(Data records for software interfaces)
========================================================================

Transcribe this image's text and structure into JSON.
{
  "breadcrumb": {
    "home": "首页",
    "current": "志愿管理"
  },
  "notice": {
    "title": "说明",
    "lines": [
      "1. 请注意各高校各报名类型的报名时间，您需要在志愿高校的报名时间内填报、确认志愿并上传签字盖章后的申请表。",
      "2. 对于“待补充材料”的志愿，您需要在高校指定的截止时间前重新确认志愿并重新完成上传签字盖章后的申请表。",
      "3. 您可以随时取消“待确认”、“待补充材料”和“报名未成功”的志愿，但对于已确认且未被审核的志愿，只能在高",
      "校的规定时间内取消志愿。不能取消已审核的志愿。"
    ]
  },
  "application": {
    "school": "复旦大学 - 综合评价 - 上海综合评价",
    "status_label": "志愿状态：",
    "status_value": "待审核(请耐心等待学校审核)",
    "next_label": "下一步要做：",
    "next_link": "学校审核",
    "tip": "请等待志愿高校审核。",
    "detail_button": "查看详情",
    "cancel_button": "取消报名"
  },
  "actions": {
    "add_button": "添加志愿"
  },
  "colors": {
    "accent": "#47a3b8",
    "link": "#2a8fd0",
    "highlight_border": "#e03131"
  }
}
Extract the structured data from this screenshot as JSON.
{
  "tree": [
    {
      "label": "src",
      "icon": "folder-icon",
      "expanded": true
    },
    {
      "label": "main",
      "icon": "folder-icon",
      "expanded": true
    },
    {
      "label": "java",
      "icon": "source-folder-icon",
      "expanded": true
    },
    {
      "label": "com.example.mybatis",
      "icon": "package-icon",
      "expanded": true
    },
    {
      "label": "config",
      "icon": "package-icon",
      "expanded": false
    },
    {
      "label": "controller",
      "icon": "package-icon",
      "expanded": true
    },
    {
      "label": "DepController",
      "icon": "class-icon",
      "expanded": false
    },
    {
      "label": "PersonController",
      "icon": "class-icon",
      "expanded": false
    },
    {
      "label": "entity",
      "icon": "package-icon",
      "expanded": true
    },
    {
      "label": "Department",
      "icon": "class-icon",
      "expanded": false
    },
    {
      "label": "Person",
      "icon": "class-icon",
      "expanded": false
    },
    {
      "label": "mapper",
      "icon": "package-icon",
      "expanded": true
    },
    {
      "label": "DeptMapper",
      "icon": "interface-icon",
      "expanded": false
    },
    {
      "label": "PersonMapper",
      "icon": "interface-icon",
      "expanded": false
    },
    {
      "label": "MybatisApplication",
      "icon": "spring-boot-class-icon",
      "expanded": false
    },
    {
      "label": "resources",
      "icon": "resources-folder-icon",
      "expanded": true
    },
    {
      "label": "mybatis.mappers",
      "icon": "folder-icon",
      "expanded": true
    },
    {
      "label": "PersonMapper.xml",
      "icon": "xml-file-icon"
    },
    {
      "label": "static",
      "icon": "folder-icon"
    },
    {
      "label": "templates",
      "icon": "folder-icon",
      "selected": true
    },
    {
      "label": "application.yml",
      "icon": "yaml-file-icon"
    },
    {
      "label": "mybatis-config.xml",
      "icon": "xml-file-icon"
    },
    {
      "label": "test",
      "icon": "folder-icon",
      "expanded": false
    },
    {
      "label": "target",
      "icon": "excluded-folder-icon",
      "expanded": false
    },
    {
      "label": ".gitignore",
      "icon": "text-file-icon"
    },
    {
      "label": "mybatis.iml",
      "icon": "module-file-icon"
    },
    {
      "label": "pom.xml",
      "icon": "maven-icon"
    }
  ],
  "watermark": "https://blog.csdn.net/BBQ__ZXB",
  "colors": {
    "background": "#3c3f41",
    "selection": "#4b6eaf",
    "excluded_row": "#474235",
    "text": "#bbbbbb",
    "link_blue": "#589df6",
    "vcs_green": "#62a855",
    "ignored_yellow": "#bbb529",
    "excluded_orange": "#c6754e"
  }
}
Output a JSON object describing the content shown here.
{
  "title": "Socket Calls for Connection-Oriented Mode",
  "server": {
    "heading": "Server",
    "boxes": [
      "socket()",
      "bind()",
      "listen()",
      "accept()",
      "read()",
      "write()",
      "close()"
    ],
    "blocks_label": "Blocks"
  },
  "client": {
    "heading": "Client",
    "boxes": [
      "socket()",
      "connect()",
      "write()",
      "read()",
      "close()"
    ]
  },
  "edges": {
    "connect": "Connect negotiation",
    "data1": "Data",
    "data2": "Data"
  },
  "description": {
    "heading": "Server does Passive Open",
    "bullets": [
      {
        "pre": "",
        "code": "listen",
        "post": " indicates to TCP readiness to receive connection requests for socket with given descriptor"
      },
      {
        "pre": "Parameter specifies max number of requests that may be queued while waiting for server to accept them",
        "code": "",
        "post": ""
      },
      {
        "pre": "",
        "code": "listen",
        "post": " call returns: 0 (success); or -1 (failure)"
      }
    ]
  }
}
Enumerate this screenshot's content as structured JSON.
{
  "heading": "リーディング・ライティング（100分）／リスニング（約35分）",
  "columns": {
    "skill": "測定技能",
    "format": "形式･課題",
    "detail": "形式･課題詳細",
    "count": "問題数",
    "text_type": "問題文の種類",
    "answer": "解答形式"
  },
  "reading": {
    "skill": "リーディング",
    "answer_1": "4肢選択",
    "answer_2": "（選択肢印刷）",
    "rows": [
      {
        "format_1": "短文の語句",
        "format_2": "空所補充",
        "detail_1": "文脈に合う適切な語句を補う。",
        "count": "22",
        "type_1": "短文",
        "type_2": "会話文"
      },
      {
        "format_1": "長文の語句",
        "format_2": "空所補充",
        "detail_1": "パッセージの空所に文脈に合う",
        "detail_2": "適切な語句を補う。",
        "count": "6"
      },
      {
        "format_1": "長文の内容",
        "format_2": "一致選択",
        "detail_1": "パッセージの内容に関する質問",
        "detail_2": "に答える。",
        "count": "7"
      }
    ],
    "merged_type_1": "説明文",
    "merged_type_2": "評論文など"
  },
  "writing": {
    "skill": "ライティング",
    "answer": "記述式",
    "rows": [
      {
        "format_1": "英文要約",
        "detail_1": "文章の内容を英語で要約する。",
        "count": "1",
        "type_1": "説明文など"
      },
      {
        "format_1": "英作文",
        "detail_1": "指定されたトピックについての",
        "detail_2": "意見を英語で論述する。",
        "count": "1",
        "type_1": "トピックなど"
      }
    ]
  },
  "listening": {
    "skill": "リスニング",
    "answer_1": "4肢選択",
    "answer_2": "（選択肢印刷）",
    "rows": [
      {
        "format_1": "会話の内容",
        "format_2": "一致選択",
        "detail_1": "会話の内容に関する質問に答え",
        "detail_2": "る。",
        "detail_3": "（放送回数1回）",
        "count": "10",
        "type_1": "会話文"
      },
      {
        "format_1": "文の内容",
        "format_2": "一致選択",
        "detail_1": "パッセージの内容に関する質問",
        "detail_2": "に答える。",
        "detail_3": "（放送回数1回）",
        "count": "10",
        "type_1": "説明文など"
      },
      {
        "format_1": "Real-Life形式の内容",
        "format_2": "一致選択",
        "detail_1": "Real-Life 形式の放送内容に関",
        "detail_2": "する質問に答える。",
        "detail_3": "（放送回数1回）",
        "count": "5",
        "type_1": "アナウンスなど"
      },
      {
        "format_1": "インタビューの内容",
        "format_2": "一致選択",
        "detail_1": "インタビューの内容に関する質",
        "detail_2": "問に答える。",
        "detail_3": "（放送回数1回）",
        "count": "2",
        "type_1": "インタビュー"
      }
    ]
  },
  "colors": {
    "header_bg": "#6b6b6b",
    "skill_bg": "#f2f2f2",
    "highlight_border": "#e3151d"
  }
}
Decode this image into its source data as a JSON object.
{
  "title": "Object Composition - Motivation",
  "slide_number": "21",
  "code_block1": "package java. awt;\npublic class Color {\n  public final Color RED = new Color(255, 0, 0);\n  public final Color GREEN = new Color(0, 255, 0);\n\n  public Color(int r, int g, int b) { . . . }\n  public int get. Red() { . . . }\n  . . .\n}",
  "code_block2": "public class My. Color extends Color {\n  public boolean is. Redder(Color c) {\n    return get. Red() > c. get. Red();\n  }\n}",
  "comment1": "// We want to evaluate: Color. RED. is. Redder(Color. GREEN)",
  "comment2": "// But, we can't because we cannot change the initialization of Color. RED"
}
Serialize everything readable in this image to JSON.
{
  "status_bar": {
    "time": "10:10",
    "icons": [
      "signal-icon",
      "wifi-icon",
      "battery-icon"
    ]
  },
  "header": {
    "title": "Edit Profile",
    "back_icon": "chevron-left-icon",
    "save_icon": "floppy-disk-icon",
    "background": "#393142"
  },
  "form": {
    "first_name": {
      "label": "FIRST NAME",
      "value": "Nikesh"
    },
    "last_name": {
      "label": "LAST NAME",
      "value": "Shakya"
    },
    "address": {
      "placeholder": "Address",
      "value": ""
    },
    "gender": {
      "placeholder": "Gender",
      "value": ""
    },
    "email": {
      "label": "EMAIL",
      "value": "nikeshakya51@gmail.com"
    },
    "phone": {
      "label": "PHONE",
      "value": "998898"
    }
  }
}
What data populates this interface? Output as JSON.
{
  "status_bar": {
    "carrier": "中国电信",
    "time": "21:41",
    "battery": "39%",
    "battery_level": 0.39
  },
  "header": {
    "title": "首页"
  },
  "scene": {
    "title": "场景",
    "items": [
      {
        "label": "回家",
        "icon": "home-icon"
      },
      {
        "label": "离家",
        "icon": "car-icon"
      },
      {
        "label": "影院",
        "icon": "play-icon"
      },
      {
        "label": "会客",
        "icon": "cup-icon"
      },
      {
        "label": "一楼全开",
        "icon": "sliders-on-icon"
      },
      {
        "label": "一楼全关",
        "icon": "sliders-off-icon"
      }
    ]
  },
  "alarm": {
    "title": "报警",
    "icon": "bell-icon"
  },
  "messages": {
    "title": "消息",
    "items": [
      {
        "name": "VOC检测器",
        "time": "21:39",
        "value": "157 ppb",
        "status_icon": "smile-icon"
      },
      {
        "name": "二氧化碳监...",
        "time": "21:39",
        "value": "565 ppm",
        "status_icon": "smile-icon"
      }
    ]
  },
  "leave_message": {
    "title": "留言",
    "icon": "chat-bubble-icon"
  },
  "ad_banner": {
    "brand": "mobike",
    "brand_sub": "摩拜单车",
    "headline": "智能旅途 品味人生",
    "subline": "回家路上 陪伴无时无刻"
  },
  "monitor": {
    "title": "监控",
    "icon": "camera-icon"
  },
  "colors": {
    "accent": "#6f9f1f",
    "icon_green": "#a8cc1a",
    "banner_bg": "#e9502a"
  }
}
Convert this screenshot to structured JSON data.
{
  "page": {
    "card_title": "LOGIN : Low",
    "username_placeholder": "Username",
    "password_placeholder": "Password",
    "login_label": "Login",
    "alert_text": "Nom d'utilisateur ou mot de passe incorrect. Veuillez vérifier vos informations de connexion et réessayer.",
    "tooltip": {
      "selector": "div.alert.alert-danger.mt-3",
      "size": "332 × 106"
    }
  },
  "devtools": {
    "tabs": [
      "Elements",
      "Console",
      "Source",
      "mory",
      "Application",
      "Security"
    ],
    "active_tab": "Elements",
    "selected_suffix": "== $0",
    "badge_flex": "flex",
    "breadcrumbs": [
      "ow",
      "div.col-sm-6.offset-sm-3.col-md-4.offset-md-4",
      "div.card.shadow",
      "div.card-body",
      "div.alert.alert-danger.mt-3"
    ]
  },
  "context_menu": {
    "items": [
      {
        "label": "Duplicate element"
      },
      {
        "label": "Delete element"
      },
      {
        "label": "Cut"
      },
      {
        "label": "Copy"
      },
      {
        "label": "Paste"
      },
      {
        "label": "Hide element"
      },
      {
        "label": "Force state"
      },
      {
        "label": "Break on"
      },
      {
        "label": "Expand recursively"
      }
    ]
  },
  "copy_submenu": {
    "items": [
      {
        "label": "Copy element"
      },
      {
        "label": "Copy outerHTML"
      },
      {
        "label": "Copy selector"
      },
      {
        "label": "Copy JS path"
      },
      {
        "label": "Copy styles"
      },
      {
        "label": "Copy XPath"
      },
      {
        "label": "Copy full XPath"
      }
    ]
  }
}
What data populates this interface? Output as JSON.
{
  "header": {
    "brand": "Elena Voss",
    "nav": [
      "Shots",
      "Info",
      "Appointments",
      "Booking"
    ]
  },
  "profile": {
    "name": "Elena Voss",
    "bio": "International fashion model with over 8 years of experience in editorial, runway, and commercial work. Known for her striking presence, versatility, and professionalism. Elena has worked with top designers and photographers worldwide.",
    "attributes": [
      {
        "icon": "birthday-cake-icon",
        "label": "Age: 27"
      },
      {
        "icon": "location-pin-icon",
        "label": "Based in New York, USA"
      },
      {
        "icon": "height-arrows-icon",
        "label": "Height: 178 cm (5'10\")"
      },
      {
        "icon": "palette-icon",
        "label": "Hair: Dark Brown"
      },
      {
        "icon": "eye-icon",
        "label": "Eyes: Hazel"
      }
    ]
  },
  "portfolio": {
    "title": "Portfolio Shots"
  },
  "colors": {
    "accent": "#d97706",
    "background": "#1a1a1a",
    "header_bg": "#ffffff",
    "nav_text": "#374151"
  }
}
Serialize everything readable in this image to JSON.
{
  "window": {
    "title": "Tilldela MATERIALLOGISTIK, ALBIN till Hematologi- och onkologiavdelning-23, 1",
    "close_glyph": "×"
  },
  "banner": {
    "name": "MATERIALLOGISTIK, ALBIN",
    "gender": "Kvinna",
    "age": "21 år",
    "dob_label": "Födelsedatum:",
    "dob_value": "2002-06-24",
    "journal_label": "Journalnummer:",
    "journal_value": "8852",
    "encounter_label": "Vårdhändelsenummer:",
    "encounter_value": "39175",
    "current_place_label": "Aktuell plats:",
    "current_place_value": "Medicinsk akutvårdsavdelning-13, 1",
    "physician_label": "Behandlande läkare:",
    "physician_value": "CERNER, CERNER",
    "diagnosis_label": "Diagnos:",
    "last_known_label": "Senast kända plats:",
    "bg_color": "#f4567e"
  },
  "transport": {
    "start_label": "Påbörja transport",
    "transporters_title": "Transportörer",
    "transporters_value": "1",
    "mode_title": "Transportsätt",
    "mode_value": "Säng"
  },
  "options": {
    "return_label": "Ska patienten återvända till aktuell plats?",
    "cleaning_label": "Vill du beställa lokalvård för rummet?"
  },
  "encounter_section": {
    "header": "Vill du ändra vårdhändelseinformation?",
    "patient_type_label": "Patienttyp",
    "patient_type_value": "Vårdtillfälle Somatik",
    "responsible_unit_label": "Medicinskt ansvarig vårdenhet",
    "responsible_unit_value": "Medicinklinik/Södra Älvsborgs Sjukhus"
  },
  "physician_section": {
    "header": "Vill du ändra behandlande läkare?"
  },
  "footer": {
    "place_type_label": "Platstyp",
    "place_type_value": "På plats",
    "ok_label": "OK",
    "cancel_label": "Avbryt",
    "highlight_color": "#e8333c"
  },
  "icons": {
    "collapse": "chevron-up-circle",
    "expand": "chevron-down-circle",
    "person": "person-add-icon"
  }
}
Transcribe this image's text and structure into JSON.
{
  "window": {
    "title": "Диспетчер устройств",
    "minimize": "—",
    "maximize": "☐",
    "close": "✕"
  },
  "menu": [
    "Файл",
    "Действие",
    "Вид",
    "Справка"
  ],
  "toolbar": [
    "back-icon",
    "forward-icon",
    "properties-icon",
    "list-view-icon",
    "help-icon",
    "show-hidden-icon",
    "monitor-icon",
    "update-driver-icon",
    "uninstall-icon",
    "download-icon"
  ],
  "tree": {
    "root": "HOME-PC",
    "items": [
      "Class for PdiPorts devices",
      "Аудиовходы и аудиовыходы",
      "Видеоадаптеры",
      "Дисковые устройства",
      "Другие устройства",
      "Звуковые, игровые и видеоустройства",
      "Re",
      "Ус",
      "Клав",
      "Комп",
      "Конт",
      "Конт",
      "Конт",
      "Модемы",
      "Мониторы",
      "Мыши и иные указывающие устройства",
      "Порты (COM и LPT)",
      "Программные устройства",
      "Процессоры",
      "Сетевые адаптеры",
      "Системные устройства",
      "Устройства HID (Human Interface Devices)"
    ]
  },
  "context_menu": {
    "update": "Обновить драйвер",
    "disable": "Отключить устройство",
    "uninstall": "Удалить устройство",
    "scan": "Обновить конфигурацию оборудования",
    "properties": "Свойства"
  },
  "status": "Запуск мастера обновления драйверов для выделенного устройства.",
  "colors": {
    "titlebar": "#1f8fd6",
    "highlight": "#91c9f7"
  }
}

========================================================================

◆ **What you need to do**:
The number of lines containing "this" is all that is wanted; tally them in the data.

◆ **Solved exercise**:
10